252. Memorandum From the Joint Chiefs of Staff to the Secretary of Defense1



  • Actions Relevant to South Vietnam
The Joint Chiefs of Staff have considered, as requested, those military actions which will:
Contribute militarily to the success of the counterinsurgency effort in the Republic of Vietnam (RVN);
Reduce the frustration and defeatism of the RVN leaders by undertaking punitive measures against the enemy outside the borders of the RVN;
Entail minimum risk of escalatory measures by the enemy; and d. Require minimum US participation in a combat role.
Of the many courses of actions examined, only three fall within the established parameters. These are air strikes against the infiltration routes through Laos into the RVN, cross-border ground operations against the infiltration effort, and selected air missions using non-US unmarked aircraft against prime military targets in the Democratic Republic of Vietnam (DRV).
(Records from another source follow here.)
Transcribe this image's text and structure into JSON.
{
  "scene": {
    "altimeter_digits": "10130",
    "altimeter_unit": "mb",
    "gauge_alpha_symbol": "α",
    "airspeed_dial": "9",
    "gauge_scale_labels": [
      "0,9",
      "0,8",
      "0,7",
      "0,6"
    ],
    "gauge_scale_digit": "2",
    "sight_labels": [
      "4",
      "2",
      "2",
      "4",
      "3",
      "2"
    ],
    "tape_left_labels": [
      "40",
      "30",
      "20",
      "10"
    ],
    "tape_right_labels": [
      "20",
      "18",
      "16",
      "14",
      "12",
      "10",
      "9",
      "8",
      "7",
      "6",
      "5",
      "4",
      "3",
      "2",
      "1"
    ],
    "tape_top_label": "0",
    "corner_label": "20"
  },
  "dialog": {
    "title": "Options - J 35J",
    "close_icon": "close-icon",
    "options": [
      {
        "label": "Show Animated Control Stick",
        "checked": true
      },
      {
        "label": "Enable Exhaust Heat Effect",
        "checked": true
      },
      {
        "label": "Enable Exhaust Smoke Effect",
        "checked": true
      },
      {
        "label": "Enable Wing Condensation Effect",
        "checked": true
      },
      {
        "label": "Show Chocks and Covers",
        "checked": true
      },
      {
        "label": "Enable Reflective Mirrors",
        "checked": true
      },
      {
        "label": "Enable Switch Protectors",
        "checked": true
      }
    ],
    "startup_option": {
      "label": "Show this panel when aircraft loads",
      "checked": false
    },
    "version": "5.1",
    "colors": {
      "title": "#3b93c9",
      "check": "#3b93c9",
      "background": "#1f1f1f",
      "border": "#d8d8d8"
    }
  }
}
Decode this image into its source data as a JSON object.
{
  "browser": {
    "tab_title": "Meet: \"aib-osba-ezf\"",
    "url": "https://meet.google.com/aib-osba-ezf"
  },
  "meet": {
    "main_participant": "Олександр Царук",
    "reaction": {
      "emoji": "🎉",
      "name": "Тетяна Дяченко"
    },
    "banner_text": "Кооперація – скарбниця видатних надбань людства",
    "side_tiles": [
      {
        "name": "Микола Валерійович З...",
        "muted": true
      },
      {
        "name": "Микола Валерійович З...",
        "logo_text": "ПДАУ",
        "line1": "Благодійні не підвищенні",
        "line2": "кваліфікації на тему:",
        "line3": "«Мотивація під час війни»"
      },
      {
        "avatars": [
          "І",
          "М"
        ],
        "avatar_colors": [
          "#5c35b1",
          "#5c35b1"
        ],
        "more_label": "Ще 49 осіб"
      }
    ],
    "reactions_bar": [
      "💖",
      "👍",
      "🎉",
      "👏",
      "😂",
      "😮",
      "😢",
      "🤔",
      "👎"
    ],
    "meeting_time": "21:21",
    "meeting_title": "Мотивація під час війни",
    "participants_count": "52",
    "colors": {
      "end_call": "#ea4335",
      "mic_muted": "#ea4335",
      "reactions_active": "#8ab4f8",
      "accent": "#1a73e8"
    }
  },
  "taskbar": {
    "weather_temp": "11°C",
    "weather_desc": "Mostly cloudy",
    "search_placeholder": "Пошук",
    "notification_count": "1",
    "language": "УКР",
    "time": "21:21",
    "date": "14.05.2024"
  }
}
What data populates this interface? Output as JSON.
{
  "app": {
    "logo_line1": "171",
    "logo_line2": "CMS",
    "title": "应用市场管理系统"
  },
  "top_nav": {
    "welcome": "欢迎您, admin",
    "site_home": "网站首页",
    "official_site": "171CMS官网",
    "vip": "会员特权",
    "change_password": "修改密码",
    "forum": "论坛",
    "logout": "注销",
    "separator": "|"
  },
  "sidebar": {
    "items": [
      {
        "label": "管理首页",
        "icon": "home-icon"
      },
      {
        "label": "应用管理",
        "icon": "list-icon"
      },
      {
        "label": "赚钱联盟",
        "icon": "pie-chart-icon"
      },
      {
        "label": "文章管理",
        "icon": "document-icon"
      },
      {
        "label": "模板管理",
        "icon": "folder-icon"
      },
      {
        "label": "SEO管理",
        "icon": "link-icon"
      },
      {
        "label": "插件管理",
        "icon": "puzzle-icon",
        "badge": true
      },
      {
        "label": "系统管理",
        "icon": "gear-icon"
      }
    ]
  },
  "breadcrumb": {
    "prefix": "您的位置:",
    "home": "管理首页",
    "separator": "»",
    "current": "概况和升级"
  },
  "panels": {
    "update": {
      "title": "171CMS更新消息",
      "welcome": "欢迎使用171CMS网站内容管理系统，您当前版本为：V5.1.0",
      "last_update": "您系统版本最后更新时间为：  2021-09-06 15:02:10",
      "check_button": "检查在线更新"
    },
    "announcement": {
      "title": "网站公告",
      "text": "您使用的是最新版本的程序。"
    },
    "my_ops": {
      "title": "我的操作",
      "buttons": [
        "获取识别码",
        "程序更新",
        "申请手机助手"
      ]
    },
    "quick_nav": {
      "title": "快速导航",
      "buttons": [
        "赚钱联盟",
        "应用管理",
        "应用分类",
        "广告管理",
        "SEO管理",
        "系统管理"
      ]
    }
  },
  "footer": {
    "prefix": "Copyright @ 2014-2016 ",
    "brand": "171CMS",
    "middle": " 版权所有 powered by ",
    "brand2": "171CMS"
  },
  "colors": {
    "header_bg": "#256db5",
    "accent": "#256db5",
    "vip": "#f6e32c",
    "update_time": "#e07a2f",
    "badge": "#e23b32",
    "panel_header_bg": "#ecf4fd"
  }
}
As to the first, the Joint Chiefs of Staff believe that air strikes, to include armed reconnaissance missions, against communist installations and traffic in the Panhandle of Laos would reduce, but not stop, the flow of support to the Viet Cong and would also signal sharply to Hanoi and Peking that they must pay a higher price to continue the subversion effort. While such strikes could be mounted with the Vietnamese Air Force alone, the Joint Chiefs of Staff are of the opinion that, to obtain a desirable level of effort and ensure effective US direction of this sensitive operation in both planning and execution, Farmgate should also be employed. For details see Appendix A hereto.2
As to the second, reconnaissance and punitive cross-border ground operations into Laos could locate, harass, and, in some cases, destroy communist installations and troop formations. Even moderate success would increase the already sizable problems of the communists in supplying men and material to the Viet Cong and, additionally, would signal Hanoi and Peking. For any worthwhile effort of this kind to be mounted, the Joint Chiefs of Staff believe that US advisors must accompany RVN units. For details see Appendix B hereto.
As to the third, over the past several months, a modest, covert, psychological and punitive campaign has been directed against the DRV. However, as yet no air strikes have been mounted. Air missions by unmarked aircraft to mine selected harbors and rivers and to strike prime military targets in DRV could punish the enemy and signal sharply Hanoi and Peking. Non-US air crews would perform these missions. For details see Appendix C hereto.
The actions set forth above are not likely to trigger a communist response escalating the conflict in Southeast Asia beyond present levels; therefore, the Joint Chiefs of Staff do not recommend moving US combat units into or contiguous to the RVN at this time. Moreover, [Page 585] the introduction of US combat forces which would sit idle could well have a psychological impact on both friends and enemies the reverse of that desired.
In summary, the Joint Chiefs of Staff consider that implementation of the limited actions set forth above could prove militarily and psychologically beneficial to the war effort in the RVN, provided they do not siphon off needed resources and distract the attention of the RVN leaders from the counterinsurgency effort. In making this judgment, the Joint Chiefs of Staff advise that these actions would not significantly affect communist support of Viet Cong operations in South Vietnam and might have counterproductive results in Laos from a political point of view.
The Joint Chiefs of Staff recommend that Ambassador Taylor and General Westmoreland be queried as to the feasibility and desirability of undertaking the foregoing measures.
For the Joint Chiefs of Staff:
Earle G. Wheeler
Joint Chiefs of Staff
  1. Source: Washington National Records Center, RG 330, OASD/ISA Files: FRC 69 A 7425, Vietnam 381. Top Secret. Notes on the source text indicate that Vance and McNamara saw this memorandum. A copy in the Johnson Library, National Security File, NSC Meetings, Vol. 11, Tab 9, indicates that McGeorge Bundy saw it.
  2. None of the appendices is printed.